(originally published March 2014)

Easy Explanations: Ash Wednesday

Ash Wednesday

Ash Wednesday can be a meaningful time for whole church families to reflect and worship together, but it can also be a stressful time if the focus in “keeping children quiet” rather than inviting them into worship.

Spending 5-10 minutes (even just the car ride!) preparing children for what they might see and hear at the service can help them engage in prayer and worship, too.

What is Ash Wednesday about? 

On Ash Wednesday the whole church prays, “God, without you, we are small and weak. We can’t do life by ourselves, even though sometimes we try. Sometimes we choose to disobey. Help us to choose to follow you. Help us to know how to trust you.”

Why do we observe Ash Wednesday? 

Ash Wednesday is the first part of a season called Lent. During Lent we tell God we are sorry for our sins, and ask him to help us know his love and forgiveness even deeper in our hearts.

What will happen at church on Ash Wednesday? 

At the Ash Wednesday service we get ash marks on our foreheads. This reminds us of when God first made people, he made us out of dust. When we die, our bodies will eventually turn to dust again. Sometimes we forget that we are just dust and think we are stronger. We tell ourselves, “My way is the best!” or “I can be good all by myself!”, or “I don’t want to obey Jesus today!”.

Ash Wednesday is a day of saying with our hearts and our lips, “I’m not good enough. I choose to sin. I’m sorry. Help me to turn away and choose to follow you, God.” After you get ashes on your forehead, look around and see everyone else with their ashes. No matter how young or old or big or small, everyone needs God.

At our Ash Wednesday Service, a pastor will talk about how we worship God in secret instead of to make a show. This is because we don’t do these things so that other people say “Oh! She’s so good!” or, “He must love Jesus a lot!”. When we know in our heart that God says, “I love you! I see you worshiping me!” that’s the best encouragement.

Easy Explanations: Lent

What is Lent? 

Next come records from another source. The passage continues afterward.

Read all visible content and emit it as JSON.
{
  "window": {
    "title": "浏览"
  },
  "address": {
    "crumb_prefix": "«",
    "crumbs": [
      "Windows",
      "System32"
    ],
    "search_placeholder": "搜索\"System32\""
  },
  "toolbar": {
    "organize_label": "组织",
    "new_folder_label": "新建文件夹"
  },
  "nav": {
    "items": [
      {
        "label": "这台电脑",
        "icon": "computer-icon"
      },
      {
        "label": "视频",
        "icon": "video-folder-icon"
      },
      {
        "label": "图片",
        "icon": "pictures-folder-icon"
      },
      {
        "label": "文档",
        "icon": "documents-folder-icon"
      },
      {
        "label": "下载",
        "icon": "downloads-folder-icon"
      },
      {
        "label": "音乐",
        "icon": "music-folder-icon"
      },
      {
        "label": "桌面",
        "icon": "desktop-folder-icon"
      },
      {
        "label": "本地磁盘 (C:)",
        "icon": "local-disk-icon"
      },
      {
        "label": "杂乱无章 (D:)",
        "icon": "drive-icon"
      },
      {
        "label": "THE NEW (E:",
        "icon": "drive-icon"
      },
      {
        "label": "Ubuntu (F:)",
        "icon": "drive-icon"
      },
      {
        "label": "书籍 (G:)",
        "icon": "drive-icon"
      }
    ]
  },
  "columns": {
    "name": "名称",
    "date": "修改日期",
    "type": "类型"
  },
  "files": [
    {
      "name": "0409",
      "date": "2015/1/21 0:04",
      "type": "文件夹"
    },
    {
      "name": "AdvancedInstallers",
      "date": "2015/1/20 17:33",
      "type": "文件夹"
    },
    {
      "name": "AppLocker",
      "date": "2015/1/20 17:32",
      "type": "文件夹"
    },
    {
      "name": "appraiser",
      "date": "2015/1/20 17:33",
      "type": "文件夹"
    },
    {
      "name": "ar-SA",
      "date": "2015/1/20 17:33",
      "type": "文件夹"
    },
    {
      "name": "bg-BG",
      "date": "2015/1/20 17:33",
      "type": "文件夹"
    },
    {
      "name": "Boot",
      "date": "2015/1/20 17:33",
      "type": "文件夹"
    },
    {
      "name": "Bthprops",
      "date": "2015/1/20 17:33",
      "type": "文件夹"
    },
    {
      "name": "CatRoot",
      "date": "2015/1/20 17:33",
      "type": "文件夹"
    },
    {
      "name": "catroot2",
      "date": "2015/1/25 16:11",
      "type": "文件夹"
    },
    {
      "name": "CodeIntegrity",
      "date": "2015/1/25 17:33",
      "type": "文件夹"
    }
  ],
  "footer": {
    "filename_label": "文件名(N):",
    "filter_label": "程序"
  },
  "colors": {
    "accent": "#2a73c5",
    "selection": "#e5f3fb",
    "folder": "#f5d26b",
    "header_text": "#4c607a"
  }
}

Have you ever seen a movie that had something very sad happen? Think about how the different parts of the movie helped you feel sad as you watched. The sky outside was probably gray or rainy. There might have been some sad music. Maybe everything in the movie was a little bit slower and quieter. It was a very serious part of the story! Lent is a serious part of the church year because we are admitting that we choose sin instead of God’s love. During Lent we turn away from our sin and choose to go the other way, back to God. This is called repentance.

Why do we have Lent?

Sometimes our church has big celebrations to remember something that is very happy. Can you think of any examples of those times? We celebrate the gift of Jesus at Christmas and Easter, a life committed to obedience when someone is baptized, and Christ’s sacrifice on the cross at Communion each week. We are so happy that we want to come together and share our joy with each other!  It’s also important to take time to remember hard and sad things; we do this with our church family, too.  Everyone in our whole church- kids, grown-ups, and even pastors- sometimes disobey God’s commandments. During Lent, our whole church family, just like any family, will stick close together as we learn more about following God with our whole hearts.